EFL is one of the operating non-banking financial
company subsidiaries of Equitas Holdings Limited, which received in-principle
approval from the Reserve Bank of India to
operate a small finance bank (SFB) in FY16. Equitas Microfinance Limited and Equitas
Housing Finance Limited will be merged into EFL to form Equitas SFB (ESFB).
ESFB is slated to commence operations in 2QFY17.
KEY RATING DRIVERS
The upgrade takes into account
the agency’s expectation of strengthening in EFL’s funding profile as well as
the stronger liquidity on its balance sheet and enhanced systems, processes and
supervision on account of its transition into ESFB. The ratings also factor in
the immediate diversification in loan assets due to the merger as well as the opportunity
to further diversify its loan assets and operational geographies. ESFB plans to
sustain leverage at around 6x after transitioning to the banking business,
which in Ind-Ra’s opinion, is critical in view of its product mix. The agency
also considers idiosyncratic risks that its unsecured microfinance portfolio
(over 50% of its consolidated loan portfolio in FY16) could be subject to and
geographic concentration in Tamil Nadu, which could remain as-is in the medium
term. Additionally, EFL’s ability to compete in new segments where some banks
could already be present as well as its ability to develop a liability
franchise that materially includes low-cost retail deposits needs to be
In FY16, the consolidated entity had INR61.2bn of loans under management and its small finance bank (SFB) operations with over INR19bn of equity (IPO in 1QFY17 led to a fresh issue of INR7bn of equity) would start in 2QFY17. While microfinance constitutes about 53% of ESFB’s portfolio, the micro SME loans that are provided to entrepreneurial clients among its microfinance customers constitute 14%. The micro SME loans segment has limited competition and the agency expects its share to increase over the next three to four years, since penetration of this product among microfinance customers is around 3%. Vehicle finance accounts for 25% of loans; the company has shown improvements in delinquencies in FY16 compared with FY15 (150 dpd portfolio declined to 3% from 3.9% and 90 dpd has declined to 5% in FY16 from 7.5%) mainly due to its focus on early delinquencies and the recovery model that it began to implement in FY15. The housing and loan against property segments account for the remaining 8%. In 1QFY17, ESFB’s gross NPAs increased to 1.61% from 1.34% in FY16 (mainly on account of moving from 150 dpd to 120 dpd NPA recognition) and the agency expects this to be marginally higher after SFB operations commence.

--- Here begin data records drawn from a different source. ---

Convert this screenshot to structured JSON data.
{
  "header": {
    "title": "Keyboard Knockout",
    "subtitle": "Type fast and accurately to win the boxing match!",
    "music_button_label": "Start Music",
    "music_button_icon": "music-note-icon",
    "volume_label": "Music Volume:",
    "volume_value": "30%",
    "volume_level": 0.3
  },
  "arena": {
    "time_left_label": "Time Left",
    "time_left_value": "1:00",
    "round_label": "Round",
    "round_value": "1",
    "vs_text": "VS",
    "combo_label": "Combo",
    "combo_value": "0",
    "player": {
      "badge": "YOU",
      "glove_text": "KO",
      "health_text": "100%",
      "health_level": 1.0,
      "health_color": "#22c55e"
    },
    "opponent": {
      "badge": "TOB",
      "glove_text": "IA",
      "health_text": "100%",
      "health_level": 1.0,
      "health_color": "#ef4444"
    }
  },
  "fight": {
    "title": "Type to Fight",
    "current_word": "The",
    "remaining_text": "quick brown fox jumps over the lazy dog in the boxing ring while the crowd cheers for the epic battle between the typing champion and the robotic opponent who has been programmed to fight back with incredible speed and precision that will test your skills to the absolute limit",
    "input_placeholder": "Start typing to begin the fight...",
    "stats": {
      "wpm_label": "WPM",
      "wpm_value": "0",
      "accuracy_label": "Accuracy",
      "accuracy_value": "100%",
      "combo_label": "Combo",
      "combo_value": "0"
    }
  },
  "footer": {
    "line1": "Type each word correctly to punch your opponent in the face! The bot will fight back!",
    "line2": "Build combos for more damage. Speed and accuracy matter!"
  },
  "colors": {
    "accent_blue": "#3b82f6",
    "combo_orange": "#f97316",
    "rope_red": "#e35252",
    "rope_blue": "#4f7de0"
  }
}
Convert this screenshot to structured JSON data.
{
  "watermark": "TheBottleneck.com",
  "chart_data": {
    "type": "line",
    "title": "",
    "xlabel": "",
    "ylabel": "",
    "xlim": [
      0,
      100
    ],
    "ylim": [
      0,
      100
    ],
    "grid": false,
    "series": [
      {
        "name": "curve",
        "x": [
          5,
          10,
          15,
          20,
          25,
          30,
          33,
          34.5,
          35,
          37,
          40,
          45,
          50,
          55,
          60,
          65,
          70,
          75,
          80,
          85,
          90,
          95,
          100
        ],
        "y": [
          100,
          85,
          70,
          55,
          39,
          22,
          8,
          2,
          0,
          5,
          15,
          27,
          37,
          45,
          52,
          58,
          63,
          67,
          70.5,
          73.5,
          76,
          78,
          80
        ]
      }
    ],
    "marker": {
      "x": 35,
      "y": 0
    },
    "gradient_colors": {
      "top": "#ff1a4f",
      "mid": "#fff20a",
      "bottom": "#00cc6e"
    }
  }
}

ESFB would open about 400 branches in the first year of operations; the company has estimated INR1bn of additional expenses for banking operations annually and about INR2bn of one-time capital expenditure in FY17. Also, as it will expand its product suite and compete with banks in some segments over the next three to four years, it could face pressure on yields, which could be partly offset by declining cost of funds. In Ind-Ra’s opinion, its RoAs could settle at 2%-2.5% over the medium-to-long term.
ESFB is slated to start banking operations in September-October 2016 with equity of about INR19bn. The leverage of the consolidated entity (after adjusting for fresh equity) was 2.3x in FY16. In Ind-Ra’s assessment, the high exposure of the SFB to joint liability group (microfinance) loans as well as its concentration in a single state exposes the company to idiosyncratic risks and hence warrants lower leverage than some of its peers that have lower microfinance exposure. This will also be a key monitorable.
Ind-Ra expects ESFB to secure low-cost market funding (before starting SFB operations) and institutional deposits as compared with its current average cost of funds (11.3% in FY16; 12.1% in FY15). It could also replace high-cost bank loans with low-cost loans and refinancing lines. It also targets 20% of loans under management to be securitised on a continuous basis, which Ind-Ra believes is manageable. On the liquidity front, EFL benefits from a shorter asset tenor in microfinance and could raise certificates of deposits with matching tenors and derive pricing benefits from the interest rate curve. In its banking form, it also has access to the Reserve Bank of India as lender of the last resort.
Additional information is
available at www.indiaratings.co.in.The
ratings above were solicited by, or on behalf of, the issuer, and therefore,
India Ratings has been compensated for the provision of the ratings.
Ratings are not a recommendation or suggestion, directly or indirectly, to you or any other person, to buy, sell, make or hold any investment, loan or security or to undertake any investment strategy with respect to any investment, loan or security or any issuer.